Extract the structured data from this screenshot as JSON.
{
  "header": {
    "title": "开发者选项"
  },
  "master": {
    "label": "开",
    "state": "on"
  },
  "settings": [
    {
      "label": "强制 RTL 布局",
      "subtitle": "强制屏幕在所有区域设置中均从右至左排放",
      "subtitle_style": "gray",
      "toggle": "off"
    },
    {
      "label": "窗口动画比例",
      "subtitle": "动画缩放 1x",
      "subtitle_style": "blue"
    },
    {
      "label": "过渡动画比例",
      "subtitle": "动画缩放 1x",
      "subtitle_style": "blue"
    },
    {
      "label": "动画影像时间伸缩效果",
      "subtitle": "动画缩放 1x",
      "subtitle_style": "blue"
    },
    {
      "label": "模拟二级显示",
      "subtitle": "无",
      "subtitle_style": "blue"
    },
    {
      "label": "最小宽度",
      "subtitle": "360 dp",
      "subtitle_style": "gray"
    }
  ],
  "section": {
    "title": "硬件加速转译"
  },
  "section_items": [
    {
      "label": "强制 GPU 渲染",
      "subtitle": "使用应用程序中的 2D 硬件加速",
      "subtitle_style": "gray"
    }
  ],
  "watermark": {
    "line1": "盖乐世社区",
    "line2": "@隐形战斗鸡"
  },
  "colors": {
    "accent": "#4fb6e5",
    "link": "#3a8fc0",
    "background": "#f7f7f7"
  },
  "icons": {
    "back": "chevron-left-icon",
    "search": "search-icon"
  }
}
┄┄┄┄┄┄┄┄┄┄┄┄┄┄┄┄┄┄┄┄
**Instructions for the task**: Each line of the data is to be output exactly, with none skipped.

**Exercise output**:
Extract the structured data from this screenshot as JSON.
{
  "header": {
    "title": "开发者选项"
  },
  "master": {
    "label": "开",
    "state": "on"
  },
  "settings": [
    {
      "label": "强制 RTL 布局",
      "subtitle": "强制屏幕在所有区域设置中均从右至左排放",
      "subtitle_style": "gray",
      "toggle": "off"
    },
    {
      "label": "窗口动画比例",
      "subtitle": "动画缩放 1x",
      "subtitle_style": "blue"
    },
    {
      "label": "过渡动画比例",
      "subtitle": "动画缩放 1x",
      "subtitle_style": "blue"
    },
    {
      "label": "动画影像时间伸缩效果",
      "subtitle": "动画缩放 1x",
      "subtitle_style": "blue"
    },
    {
      "label": "模拟二级显示",
      "subtitle": "无",
      "subtitle_style": "blue"
    },
    {
      "label": "最小宽度",
      "subtitle": "360 dp",
      "subtitle_style": "gray"
    }
  ],
  "section": {
    "title": "硬件加速转译"
  },
  "section_items": [
    {
      "label": "强制 GPU 渲染",
      "subtitle": "使用应用程序中的 2D 硬件加速",
      "subtitle_style": "gray"
    }
  ],
  "watermark": {
    "line1": "盖乐世社区",
    "line2": "@隐形战斗鸡"
  },
  "colors": {
    "accent": "#4fb6e5",
    "link": "#3a8fc0",
    "background": "#f7f7f7"
  },
  "icons": {
    "back": "chevron-left-icon",
    "search": "search-icon"
  }
}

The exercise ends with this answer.